RED WING, MINN. — The most intimate relationship a musician may have is with a precious instrument. And when that relationship breaks down, an elite group of students here can fix it.
At Minnesota State College Southeast, about 85 students are learning to repair musical instruments. Most of them choose from among three specialties: band instruments, violins and guitars (whose students also learn to build guitars).
It’s a rare chance to learn these special skills. Only three schools in the country offer band instrument repair, according to school spokeswoman Katryn Conlin, and no other college offers violin repair. The rarity of the programs here attracts students to Red Wing from across the United States and Canada.
At age 18, Sarah Jensen of Clearfield, Utah, has already been working for several years in the instrument repair shop of her dad, who graduated from Red Wing in the 1990s. As she refurbished a tray of saxophone keys and pads, Jensen said she loves seeing the joy on people’s faces when they get their instruments back.
“I’m autistic,” she added, “and I think in certain ways. I like puzzles. For me, the saxophone is a 3-D jigsaw puzzle, and I love it.”
Michaela Alderink of Fairfax, Minn., had been working “a lot of not-fun jobs.” At age 33, she decided to enroll in the program after she opened her clarinet case from high school one day.

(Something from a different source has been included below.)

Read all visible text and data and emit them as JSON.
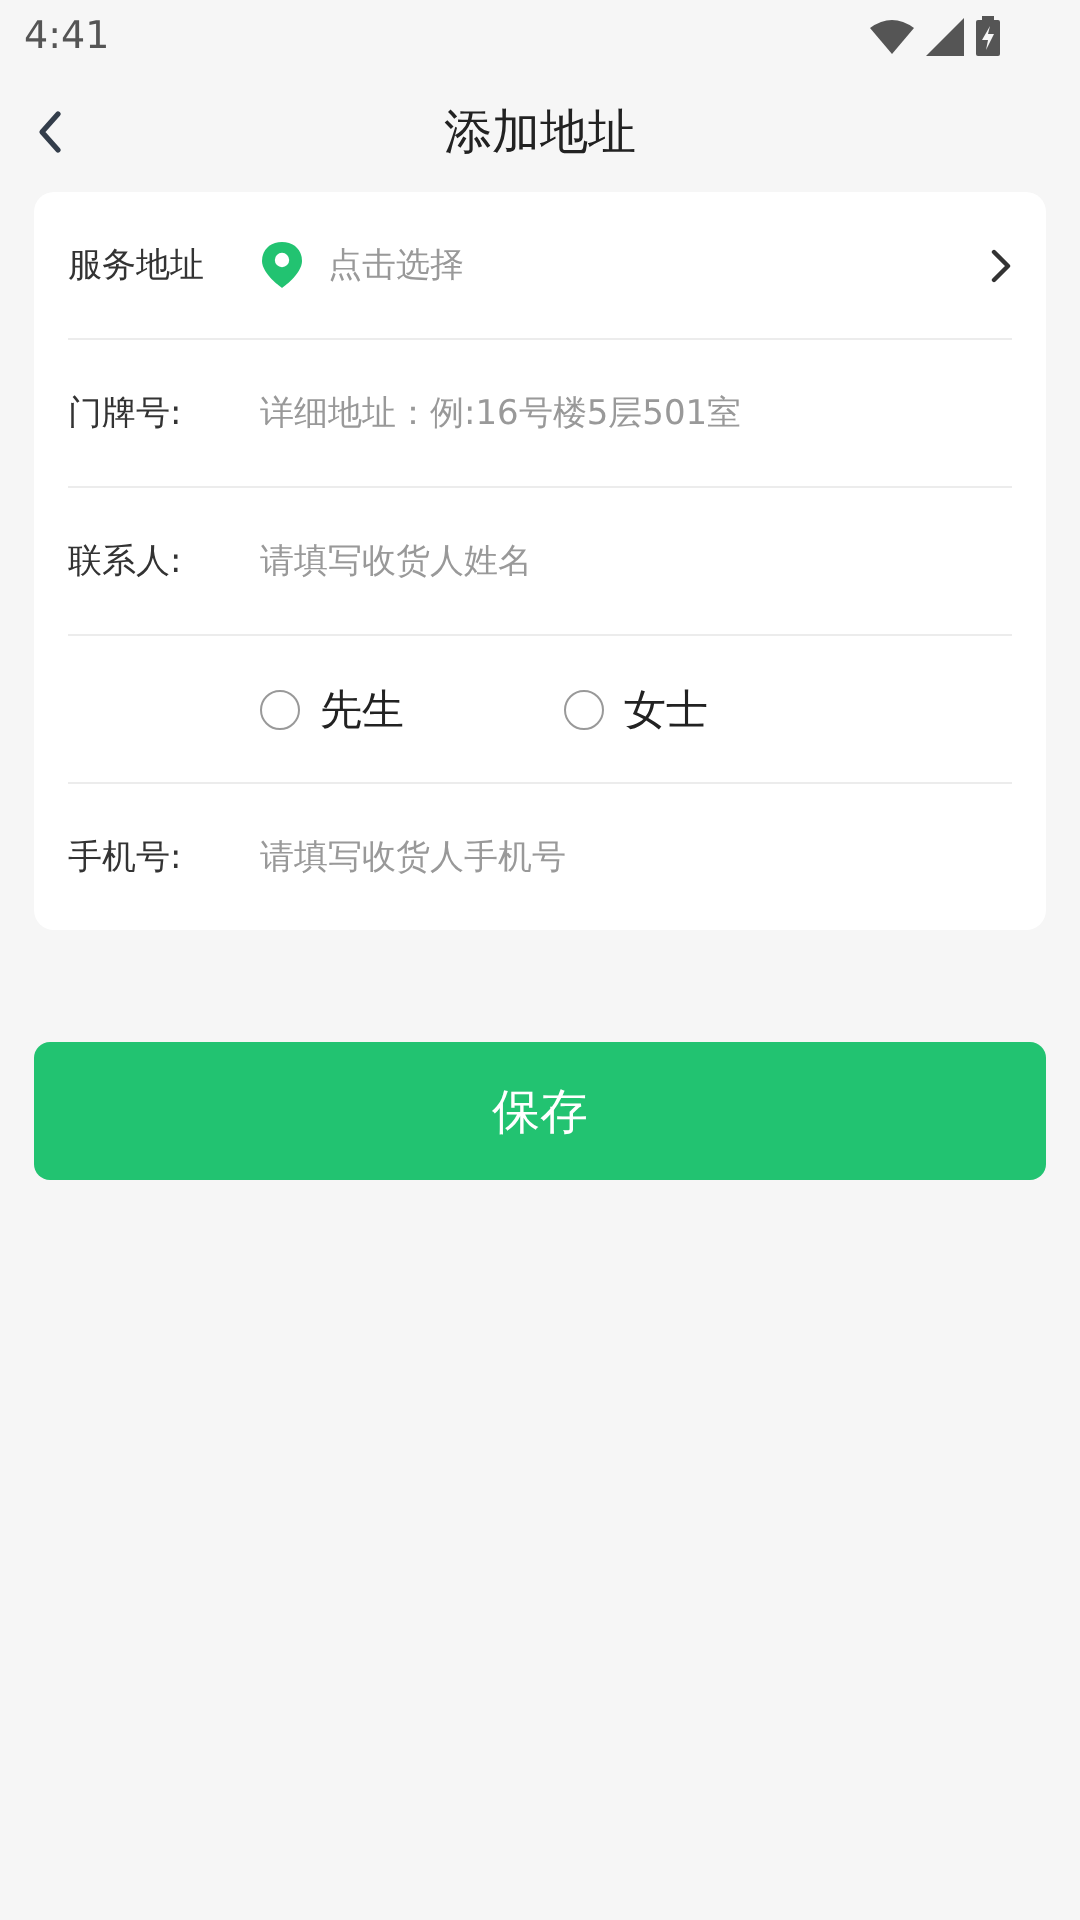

When she got a whiff of the wood and leather and metal inside, Alderink said, “I realized that I could be surrounded by this smell the rest of my life.”
Many of the students are musicians; some have advanced degrees in performance and have played professionally. But musicians often have to cobble together a living. Learning repair skills can be a welcome addition to income from playing